_PROMPT_
Restate all the entries exactly as they appear, apart from the pictures.

_DATA RECORDS_

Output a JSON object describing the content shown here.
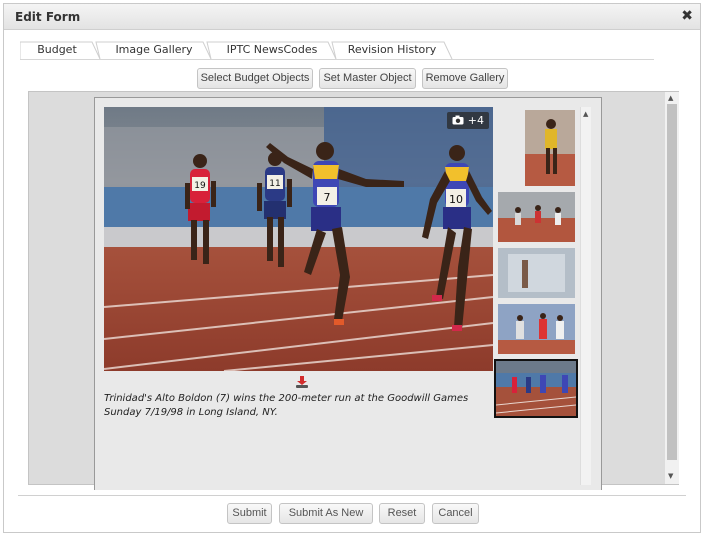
{
  "dialog": {
    "title": "Edit Form",
    "close_glyph": "✖"
  },
  "tabs": [
    {
      "label": "Budget"
    },
    {
      "label": "Image Gallery"
    },
    {
      "label": "IPTC NewsCodes"
    },
    {
      "label": "Revision History"
    }
  ],
  "toolbar": {
    "select_budget_label": "Select Budget Objects",
    "set_master_label": "Set Master Object",
    "remove_gallery_label": "Remove Gallery"
  },
  "gallery": {
    "photo_count_badge": "+4",
    "camera_icon": "camera-icon",
    "caption": "Trinidad's Alto Boldon (7) wins the 200-meter run at the Goodwill Games Sunday 7/19/98 in Long Island, NY.",
    "bib_numbers": [
      "19",
      "11",
      "7",
      "10"
    ],
    "selected_thumbnail": 5
  },
  "footer": {
    "submit_label": "Submit",
    "submit_new_label": "Submit As New",
    "reset_label": "Reset",
    "cancel_label": "Cancel"
  }
}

_RESULT FOR THIS TASK_
Output a JSON object describing the content shown here.
{
  "dialog": {
    "title": "Edit Form",
    "close_glyph": "✖"
  },
  "tabs": [
    {
      "label": "Budget"
    },
    {
      "label": "Image Gallery"
    },
    {
      "label": "IPTC NewsCodes"
    },
    {
      "label": "Revision History"
    }
  ],
  "toolbar": {
    "select_budget_label": "Select Budget Objects",
    "set_master_label": "Set Master Object",
    "remove_gallery_label": "Remove Gallery"
  },
  "gallery": {
    "photo_count_badge": "+4",
    "camera_icon": "camera-icon",
    "caption": "Trinidad's Alto Boldon (7) wins the 200-meter run at the Goodwill Games Sunday 7/19/98 in Long Island, NY.",
    "bib_numbers": [
      "19",
      "11",
      "7",
      "10"
    ],
    "selected_thumbnail": 5
  },
  "footer": {
    "submit_label": "Submit",
    "submit_new_label": "Submit As New",
    "reset_label": "Reset",
    "cancel_label": "Cancel"
  }
}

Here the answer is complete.